Though just 25 years old, the World Wide Web's short life can be understood in stages. It's often used synonymously as the Internet. But the Internet is the network connecting computers globally. The Web is built on top of it, a way to access and share information (think Web pages) over the Internet.

Here are the key elements of the World Wide Web's life so far:

BIRTH: On March 12, 1989, Tim Berners-Lee wrote a paper for his employer for a way to keep and access documents even after employees leave. His boss at the European Organization for Nuclear Research (CERN) in Geneva, Switzerland, described the idea as "vague but exciting."

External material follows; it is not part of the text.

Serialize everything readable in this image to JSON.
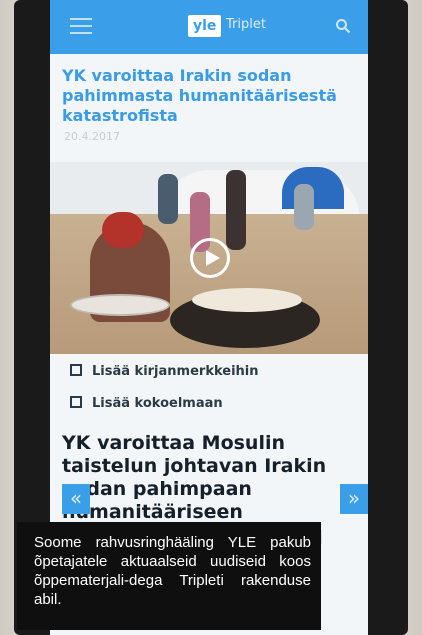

FIRST STEPS: Berners-Lee began to implement the idea and named the project the "World Wide Web" (other names considered were Information Mesh, Mine of Information, and Information Mine). Using a NeXT computer, he created the code and first standards for the Web and published the first website.

In a 2007 interview, Berners-Lee said: "Most of the technology involved in the Web...had all been designed already. I just had to put them together."

BROWSER YEARS: Mosaic wasn't the first Web browser, but it was widely downloaded after it launched in 1993 and was considered the first to make the Internet accessible.The following year, Mosaic's competitor, Netscape Navigator was released.

In the same year, Yahoo, which made the Internet more accessible and usable, is founded.

COMMERCIAL WEB: These were the years of the dot-com boom with the rise of the commercial Web. In 1995, eBay, known then as Echo Bay, launched, as did Amazon. HotMail came along the following year. And then, in 1998, Google was born. But many other dot-com companies died during the bust in 2000 when the Nasdaq lost 10 percent of its value in a single day. They include Webvan and Pets.com.

SOCIAL WEB: First there was MySpace, which launched in 2003 and quickly became popular. In 2004, Facebook was hatched, but opened at first only for college students. YouTube allowed people everywhere to watch and upload videos, but it rattled Hollywood. Twitter, born in 2006, gave people a new platform to broadcast their thoughts to a wide audience.

THE MOBILE REVOLUTION: With the 2007 unveiling of Apple's iPhone, the advent of the mobile Web begins, as people use mobile networks to access apps, messaging and other uses.